I finally decided that grass just wasn’t meant to grow in this yard. Instead of fighting my landscaping, why not work with it? Instead of trying to make it into something that it’s not, why not nurture its strengths into beauty?

As I thought about the process I realized that perhaps I’d stumbled on a truth that was true for more than just my landscaping. We tie ourselves into knots trying to fit into someone else’s expectation of who and what we should be. We kill ourselves pursuing a dream that’s not even our dream. We try to be the green expanse of fescue when our soil is really shade trees and ground cover, flowers and herb gardens.

Do you need to let go of some grass?

 

 

Southerners Driving in the Snow

It’s happened again.

winter storm
Southern dogs not intimidated by snow (from 2010)

The south has gotten what our forecasters call a Major Winter Event and northerners call a nice day. The internet is full of the snickers from snow savvy people as they watch entires cities becoming paralyzed by an inch (or less) of snow.

My first reaction, as a southerner, is to be a tad defensive and to invite them to go running with me. In August. At noon. The problem is that life-sucking humidity doesn’t make for the same compelling video as pirouetting cars on ice.

My second reaction is to point out that  I am writing this blog from my office , that despite being both a southerner and a woman I navigated snow covered streets just fine. But that feels like tempting fate. After all, I do have to get home.

And then I realized that this is a great example of something that often comes up with my clients. Sometimes clients will beat themselves up for not knowing how to do something. They’re missing a crucial life skill or social skill. On some level they know that as adults they should know how to do these things but they don’t. Maybe it’s dealing with money. Maybe it’s dealing with feelings.
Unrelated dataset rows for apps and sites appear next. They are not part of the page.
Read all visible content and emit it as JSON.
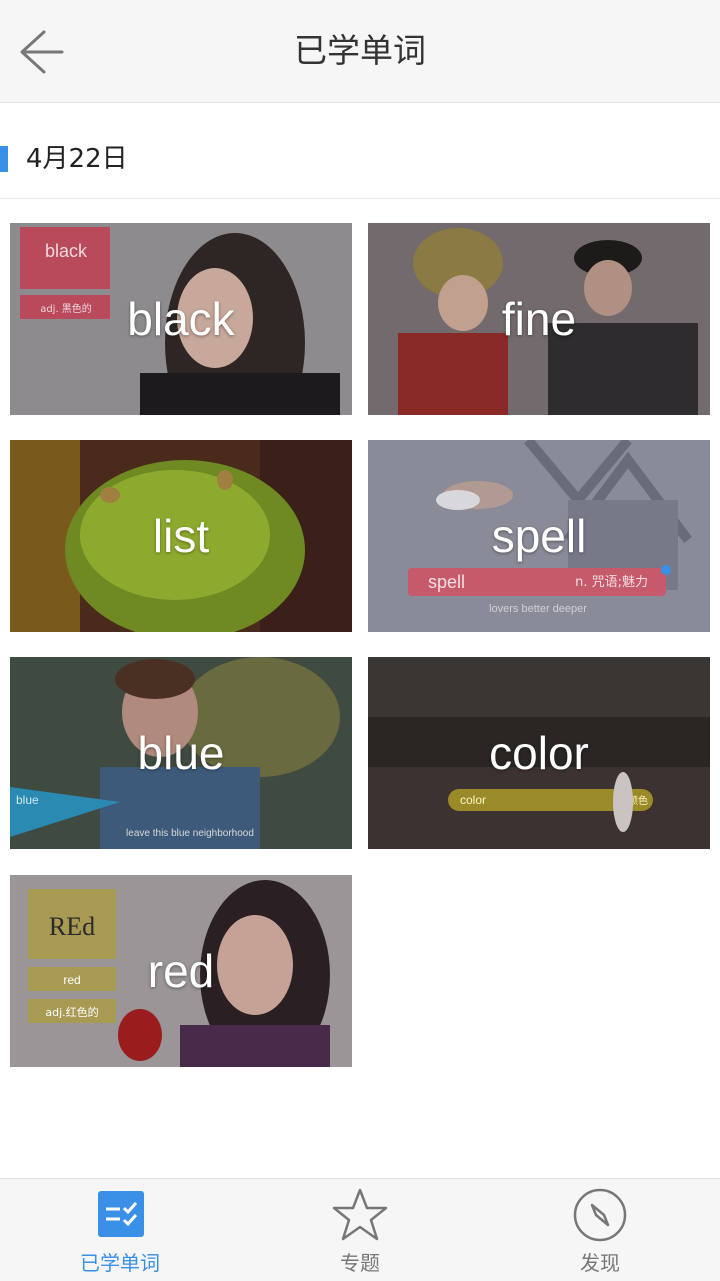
{
  "header": {
    "title": "已学单词"
  },
  "section": {
    "date": "4月22日",
    "accent_color": "#3a8fe6"
  },
  "words": [
    {
      "word": "black",
      "overlay_label": "black",
      "overlay_sub": "adj. 黑色的",
      "bg": "#8d8a8e"
    },
    {
      "word": "fine",
      "bg": "#6e6468"
    },
    {
      "word": "list",
      "bg": "#5d4a22"
    },
    {
      "word": "spell",
      "overlay_label": "spell",
      "overlay_sub": "n. 咒语;魅力",
      "caption": "lovers better deeper",
      "bg": "#8a8b9a"
    },
    {
      "word": "blue",
      "overlay_label": "blue",
      "caption": "leave this blue neighborhood",
      "bg": "#4a5248"
    },
    {
      "word": "color",
      "overlay_label": "color",
      "overlay_sub": "n. 颜色",
      "bg": "#2e2a28"
    },
    {
      "word": "red",
      "overlay_label": "REd",
      "overlay_sub": "red",
      "overlay_sub2": "adj.红色的",
      "bg": "#9a9496"
    }
  ],
  "nav": {
    "active_color": "#3a8fe6",
    "inactive_color": "#777777",
    "items": [
      {
        "label": "已学单词",
        "icon": "checklist-icon",
        "active": true
      },
      {
        "label": "专题",
        "icon": "star-icon",
        "active": false
      },
      {
        "label": "发现",
        "icon": "compass-icon",
        "active": false
      }
    ]
  }
}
They take that lack as more evidence of their unworthiness as a person. They must be defective. In the words of Bill Murray from Stripes, “There’s something wrooong with us, something terribly wrooooong with us.” But there isn’t.  They aren’t fundamentally defective. The truth is,  they’re just like southerners in the snow.
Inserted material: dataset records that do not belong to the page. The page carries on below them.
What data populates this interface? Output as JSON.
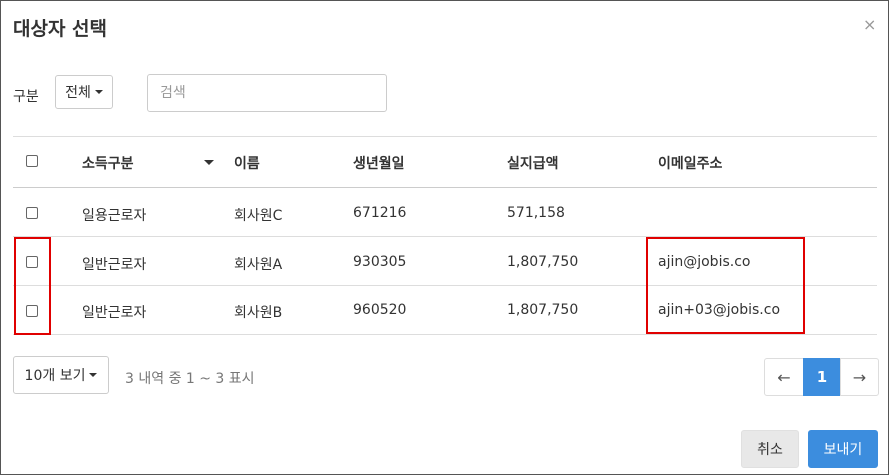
{
  "dialog": {
    "title": "대상자 선택",
    "close": "×"
  },
  "filter": {
    "label": "구분",
    "selected": "전체",
    "search_placeholder": "검색"
  },
  "table": {
    "headers": {
      "type": "소득구분",
      "name": "이름",
      "birth": "생년월일",
      "pay": "실지급액",
      "email": "이메일주소"
    },
    "rows": [
      {
        "type": "일용근로자",
        "name": "회사원C",
        "birth": "671216",
        "pay": "571,158",
        "email": ""
      },
      {
        "type": "일반근로자",
        "name": "회사원A",
        "birth": "930305",
        "pay": "1,807,750",
        "email": "ajin@jobis.co"
      },
      {
        "type": "일반근로자",
        "name": "회사원B",
        "birth": "960520",
        "pay": "1,807,750",
        "email": "ajin+03@jobis.co"
      }
    ]
  },
  "footer": {
    "page_size": "10개 보기",
    "info": "3 내역 중 1 ~ 3 표시",
    "prev": "←",
    "current_page": "1",
    "next": "→"
  },
  "buttons": {
    "cancel": "취소",
    "send": "보내기"
  },
  "colors": {
    "primary": "#3c8dde",
    "highlight": "#e00000"
  }
}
There are two parts to knowing how to drive in the snow. First, there’s information. You have to know what to do; for example, don’t slam on brakes. Secondly, you have to have practice. When you live  in a a place where there’s meaningful snow once every five or ten years, there’s not much chance to practice. In addition, in the south winter weather usually means as much ice as snow. Ice is the great equalizer. No one can drive on ice – all you can do is ride it out and try not to overreact.

These people sitting in my office aren’t defective. They just missed out on something. For whatever reason, they didn’t have adults in their lives to teach them these things. The adults in their lives didn’t model good habits and social skills. I tell my clients that it is as if they grew up in a house (and school) where only English was spoken, and now they are down on themselves for not speaking fluent German. In the immortal words of Rocky Balboa while courting Adrienne, “Gaps, we all got gaps. You got gaps. I got gaps.”

Of course, now as adults they have the responsibility to fill in the gaps, to get for themselves the  things they need but didn’t get. That often takes a little work. And a not so small dose of humility. It’s easy to let your pride get in the way, thinking that you should know things and not being willing to admit that you don’t. Like learning to drive in snow, you have to get the information they need and then practice the skill.

I had a dad and brothers who taught me to drive and to drive in bad weather. But not everyone has that gift.

If you didn’t get what you needed, cut yourself some slack. Focus not on what your gaps say about your worth as a person (for in fact, they say nothing.) Focus on what you’re going to do to fill in that gap.

Driving lessons, anyone?

My devotional book, Strugglers, Stragglers and Seekers: daily devotions for the rest of us is available at Amazon.  Check it out!